We conducted a series of experiments to explore how the spatial configuration of objects influences the selection and the processing of these objects in a visual short-term memory task. We designed a new experiment in which participants had to memorize 4 targets presented among 4 distractors. Targets were cued during the presentation of distractor objects. Their locations varied according to 4 spatial configurations. From the first to the last configuration, the distance between targets’ locations was progressively increased. The results revealed a high capacity to select and memorize targets embedded among distractors even when targets were extremely distant from each other. This capacity is discussed in relation to the unitary conception of attention, models of split attention, and the competitive interaction model. Finally, we propose that the spatial dispersion of objects has different effects on attentional allocation and processing stages. Thus, when targets are extremely distant from each other, attentional allocation becomes more difficult while processing becomes easier. This finding implicates that these 2 aspects of attention need to be more clearly distinguished in future research.

Keywords: visual short-term memory, selective attention, spatial organization, cueing

Discrimination in measures of knowledge monitoring accuracy original article

pp. 104-112 | First published on 30 September 2014 | DOI:10.5709/acp-0161-y

Christopher A. Was

Abstract

Knowledge monitoring predicts academic outcomes in many contexts. However, measures of knowledge monitoring accuracy are often incomplete. In the current study, a measure of students’ ability to discriminate known from unknown information as a component of knowledge monitoring was considered. Undergraduate students’ knowledge monitoring accuracy was assessed and used to predict final exam scores in a specific course. It was found that gamma, a measure commonly used as the measure of knowledge monitoring accuracy, accounted for a small, but significant amount of variance in academic performance whereas the discrimination and bias indexes combined to account for a greater amount of variance in academic performance.

Keywords: knowledge monitoring, metacognition, measures of knowledge monitoring

Mood Induction in Children: Effect of the Affective Valence of a Text on Phonological Working Memory original article

pp. 113-118 | First published on 30 September 2014 | DOI:10.5709/acp-0162-z

Michaël Fartoukh, Lucile Chanquoy, Annie Piolat

Abstract

The influence of mood on working memory capacity has been investigated in adults, albeit with conflicting results, but remains relatively unexplored in children. The present study examined the effect of a mood induction procedure on phonological working memory capacity in fourth and fifth graders. An initial working memory span test was followed first by a collective mood induction procedure, then by a second working memory span test. Results showed an effect of mood induction procedure on phonological working memory performances, with decreasing scores in the case of negative mood. These results suggest that, in certain contexts and situations, negative emotion has an impact on children’s cognitive abilities.

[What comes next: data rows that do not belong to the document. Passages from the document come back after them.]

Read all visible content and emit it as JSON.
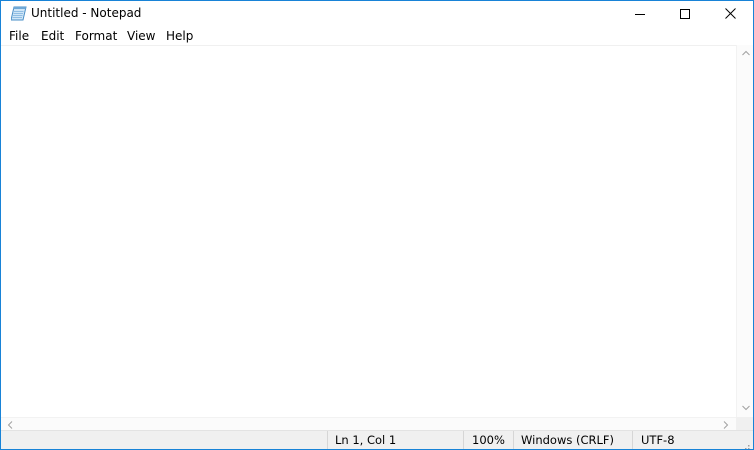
{
  "window": {
    "title": "Untitled - Notepad",
    "app_icon": "notepad-icon",
    "controls": {
      "minimize": "minimize-icon",
      "maximize": "maximize-icon",
      "close": "close-icon"
    }
  },
  "menu": {
    "items": [
      {
        "label": "File"
      },
      {
        "label": "Edit"
      },
      {
        "label": "Format"
      },
      {
        "label": "View"
      },
      {
        "label": "Help"
      }
    ]
  },
  "editor": {
    "content": ""
  },
  "status": {
    "position": "Ln 1, Col 1",
    "zoom": "100%",
    "line_ending": "Windows (CRLF)",
    "encoding": "UTF-8"
  },
  "colors": {
    "border": "#1883d7",
    "statusbar_bg": "#f0f0f0"
  }
}
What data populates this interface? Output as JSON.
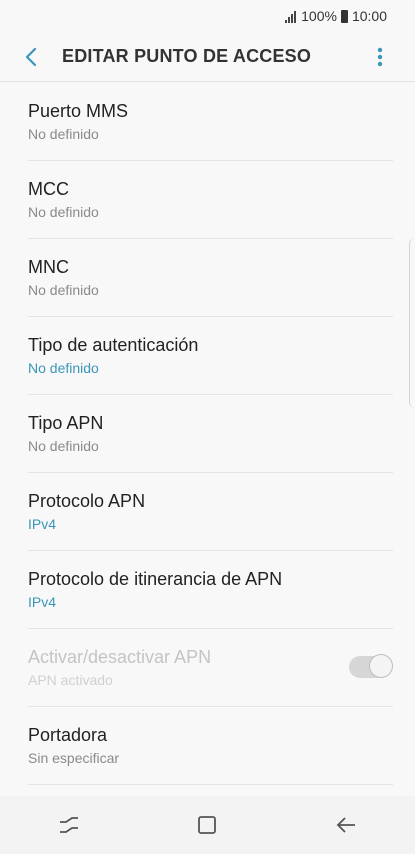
{
  "status_bar": {
    "battery": "100%",
    "time": "10:00"
  },
  "header": {
    "title": "EDITAR PUNTO DE ACCESO",
    "back_icon": "chevron-left-icon",
    "menu_icon": "more-vert-icon"
  },
  "colors": {
    "accent": "#3a96b8",
    "divider": "#e4e4e4",
    "background": "#f8f8f8"
  },
  "settings": [
    {
      "label": "Puerto MMS",
      "value": "No definido"
    },
    {
      "label": "MCC",
      "value": "No definido"
    },
    {
      "label": "MNC",
      "value": "No definido"
    },
    {
      "label": "Tipo de autenticación",
      "value": "No definido"
    },
    {
      "label": "Tipo APN",
      "value": "No definido"
    },
    {
      "label": "Protocolo APN",
      "value": "IPv4"
    },
    {
      "label": "Protocolo de itinerancia de APN",
      "value": "IPv4"
    },
    {
      "label": "Activar/desactivar APN",
      "value": "APN activado",
      "toggle": true,
      "disabled": true
    },
    {
      "label": "Portadora",
      "value": "Sin especificar"
    }
  ],
  "nav_bar": {
    "recents_icon": "recents-icon",
    "home_icon": "home-icon",
    "back_icon": "back-arrow-icon"
  }
}
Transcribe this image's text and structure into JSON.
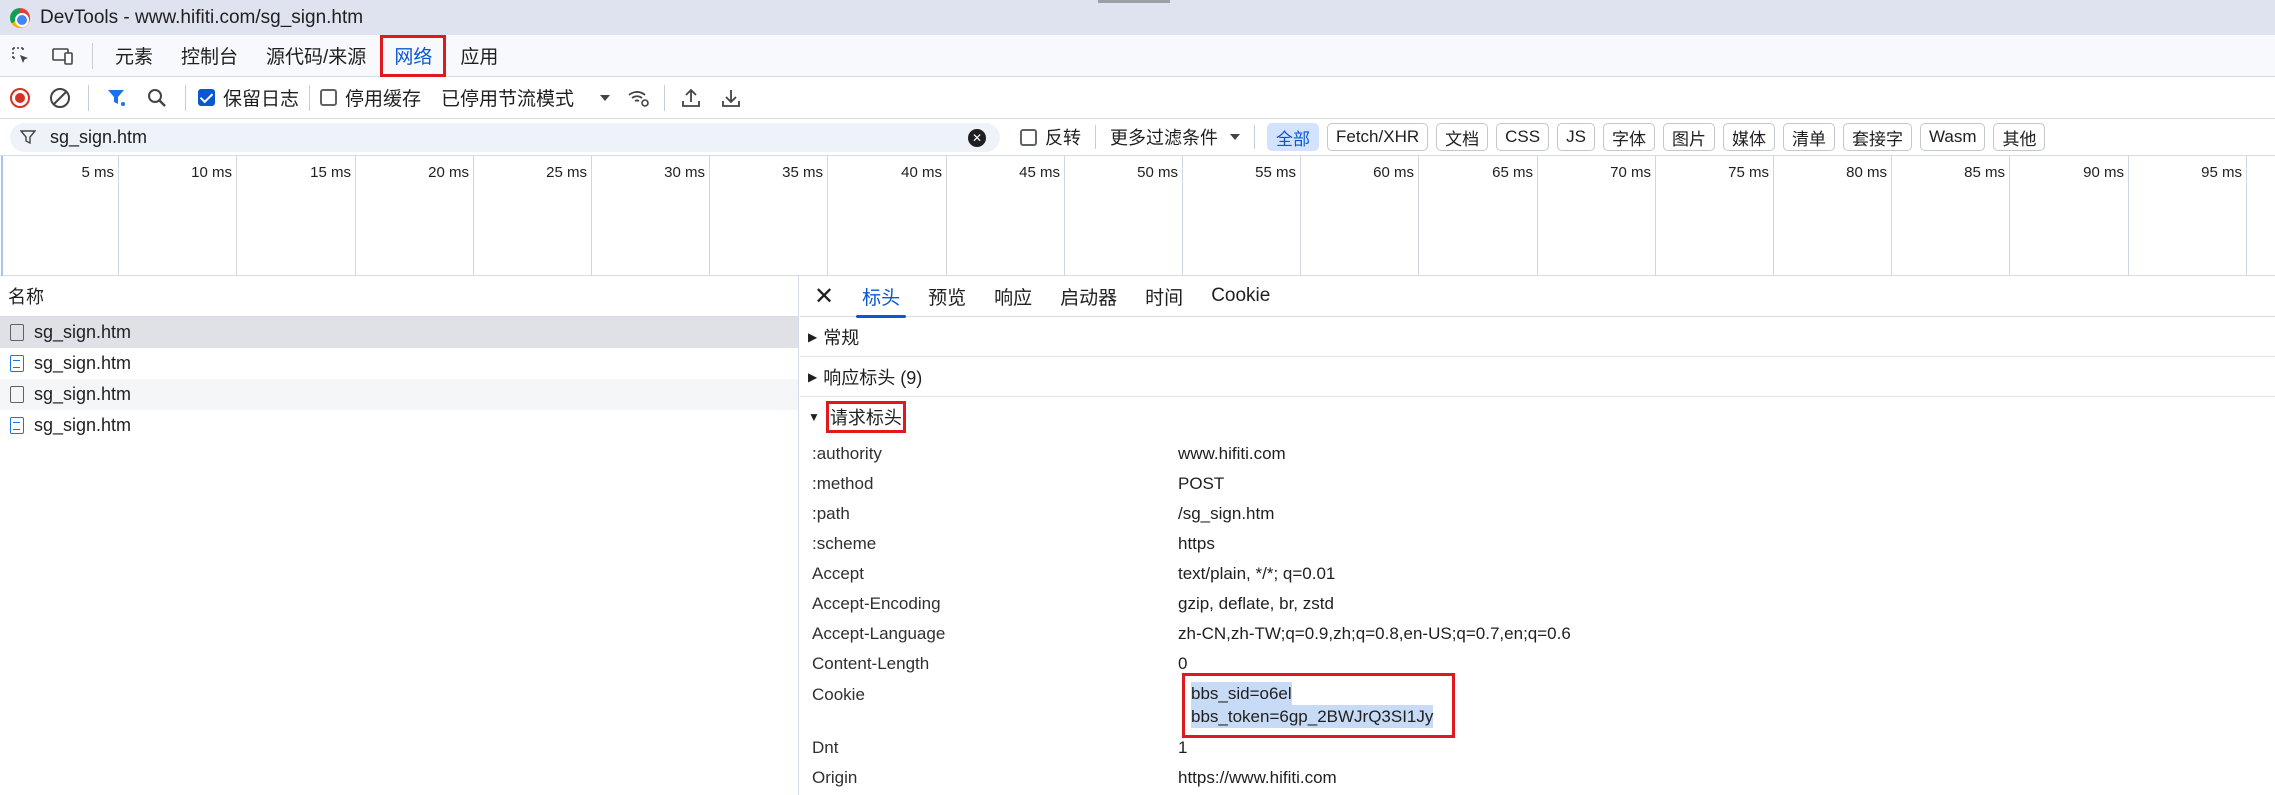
{
  "window": {
    "title": "DevTools - www.hifiti.com/sg_sign.htm"
  },
  "panel_tabs": [
    "元素",
    "控制台",
    "源代码/来源",
    "网络",
    "应用"
  ],
  "active_panel": "网络",
  "toolbar": {
    "preserve_log_label": "保留日志",
    "preserve_log_checked": true,
    "disable_cache_label": "停用缓存",
    "disable_cache_checked": false,
    "throttle_value": "已停用节流模式"
  },
  "filter": {
    "value": "sg_sign.htm",
    "invert_label": "反转",
    "more_filters_label": "更多过滤条件",
    "chips": [
      "全部",
      "Fetch/XHR",
      "文档",
      "CSS",
      "JS",
      "字体",
      "图片",
      "媒体",
      "清单",
      "套接字",
      "Wasm",
      "其他"
    ],
    "active_chip": "全部"
  },
  "timeline": {
    "ticks": [
      "5 ms",
      "10 ms",
      "15 ms",
      "20 ms",
      "25 ms",
      "30 ms",
      "35 ms",
      "40 ms",
      "45 ms",
      "50 ms",
      "55 ms",
      "60 ms",
      "65 ms",
      "70 ms",
      "75 ms",
      "80 ms",
      "85 ms",
      "90 ms",
      "95 ms"
    ]
  },
  "request_list": {
    "header": "名称",
    "rows": [
      {
        "name": "sg_sign.htm",
        "icon": "file-icon"
      },
      {
        "name": "sg_sign.htm",
        "icon": "document-icon"
      },
      {
        "name": "sg_sign.htm",
        "icon": "file-icon"
      },
      {
        "name": "sg_sign.htm",
        "icon": "document-icon"
      }
    ]
  },
  "detail": {
    "tabs": [
      "标头",
      "预览",
      "响应",
      "启动器",
      "时间",
      "Cookie"
    ],
    "active_tab": "标头",
    "sections": {
      "general": "常规",
      "response_headers": "响应标头 (9)",
      "request_headers": "请求标头"
    },
    "request_headers": [
      {
        "key": ":authority",
        "value": "www.hifiti.com"
      },
      {
        "key": ":method",
        "value": "POST"
      },
      {
        "key": ":path",
        "value": "/sg_sign.htm"
      },
      {
        "key": ":scheme",
        "value": "https"
      },
      {
        "key": "Accept",
        "value": "text/plain, */*; q=0.01"
      },
      {
        "key": "Accept-Encoding",
        "value": "gzip, deflate, br, zstd"
      },
      {
        "key": "Accept-Language",
        "value": "zh-CN,zh-TW;q=0.9,zh;q=0.8,en-US;q=0.7,en;q=0.6"
      },
      {
        "key": "Content-Length",
        "value": "0"
      },
      {
        "key": "Cookie",
        "value": ""
      },
      {
        "key": "Dnt",
        "value": "1"
      },
      {
        "key": "Origin",
        "value": "https://www.hifiti.com"
      }
    ],
    "cookie_lines": [
      "bbs_sid=o6el",
      "bbs_token=6gp_2BWJrQ3SI1Jy"
    ]
  },
  "colors": {
    "accent": "#0b57d0",
    "highlight_box": "#e0191f",
    "record_stop": "#d93025"
  }
}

Keywords: children, text valence, emotion, mood, phonological working memory